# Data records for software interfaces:
------------------------------------------------------------------------
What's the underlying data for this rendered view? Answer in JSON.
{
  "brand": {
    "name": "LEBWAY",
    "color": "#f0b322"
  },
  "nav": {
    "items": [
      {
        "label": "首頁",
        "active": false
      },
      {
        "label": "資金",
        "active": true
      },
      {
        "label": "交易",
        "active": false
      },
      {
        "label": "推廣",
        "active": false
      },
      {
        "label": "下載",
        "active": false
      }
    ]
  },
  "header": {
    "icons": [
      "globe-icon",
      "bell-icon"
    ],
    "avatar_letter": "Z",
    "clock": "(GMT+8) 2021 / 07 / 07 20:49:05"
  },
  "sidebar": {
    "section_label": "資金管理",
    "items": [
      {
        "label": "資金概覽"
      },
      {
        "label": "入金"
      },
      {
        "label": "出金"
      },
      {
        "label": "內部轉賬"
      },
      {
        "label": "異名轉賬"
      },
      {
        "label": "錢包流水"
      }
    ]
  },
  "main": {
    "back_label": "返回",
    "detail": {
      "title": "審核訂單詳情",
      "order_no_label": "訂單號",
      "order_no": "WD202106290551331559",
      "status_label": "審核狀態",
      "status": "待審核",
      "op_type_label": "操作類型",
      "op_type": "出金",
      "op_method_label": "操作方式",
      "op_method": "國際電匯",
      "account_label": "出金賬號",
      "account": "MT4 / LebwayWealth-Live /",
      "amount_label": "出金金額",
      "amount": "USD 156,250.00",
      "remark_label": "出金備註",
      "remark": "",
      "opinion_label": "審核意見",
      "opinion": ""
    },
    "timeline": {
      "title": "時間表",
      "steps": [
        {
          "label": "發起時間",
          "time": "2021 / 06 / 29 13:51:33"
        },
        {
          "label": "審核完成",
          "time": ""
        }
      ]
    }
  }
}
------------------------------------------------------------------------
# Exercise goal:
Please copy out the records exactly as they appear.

# Your response:
What's the underlying data for this rendered view? Answer in JSON.
{
  "brand": {
    "name": "LEBWAY",
    "color": "#f0b322"
  },
  "nav": {
    "items": [
      {
        "label": "首頁",
        "active": false
      },
      {
        "label": "資金",
        "active": true
      },
      {
        "label": "交易",
        "active": false
      },
      {
        "label": "推廣",
        "active": false
      },
      {
        "label": "下載",
        "active": false
      }
    ]
  },
  "header": {
    "icons": [
      "globe-icon",
      "bell-icon"
    ],
    "avatar_letter": "Z",
    "clock": "(GMT+8) 2021 / 07 / 07 20:49:05"
  },
  "sidebar": {
    "section_label": "資金管理",
    "items": [
      {
        "label": "資金概覽"
      },
      {
        "label": "入金"
      },
      {
        "label": "出金"
      },
      {
        "label": "內部轉賬"
      },
      {
        "label": "異名轉賬"
      },
      {
        "label": "錢包流水"
      }
    ]
  },
  "main": {
    "back_label": "返回",
    "detail": {
      "title": "審核訂單詳情",
      "order_no_label": "訂單號",
      "order_no": "WD202106290551331559",
      "status_label": "審核狀態",
      "status": "待審核",
      "op_type_label": "操作類型",
      "op_type": "出金",
      "op_method_label": "操作方式",
      "op_method": "國際電匯",
      "account_label": "出金賬號",
      "account": "MT4 / LebwayWealth-Live /",
      "amount_label": "出金金額",
      "amount": "USD 156,250.00",
      "remark_label": "出金備註",
      "remark": "",
      "opinion_label": "審核意見",
      "opinion": ""
    },
    "timeline": {
      "title": "時間表",
      "steps": [
        {
          "label": "發起時間",
          "time": "2021 / 06 / 29 13:51:33"
        },
        {
          "label": "審核完成",
          "time": ""
        }
      ]
    }
  }
}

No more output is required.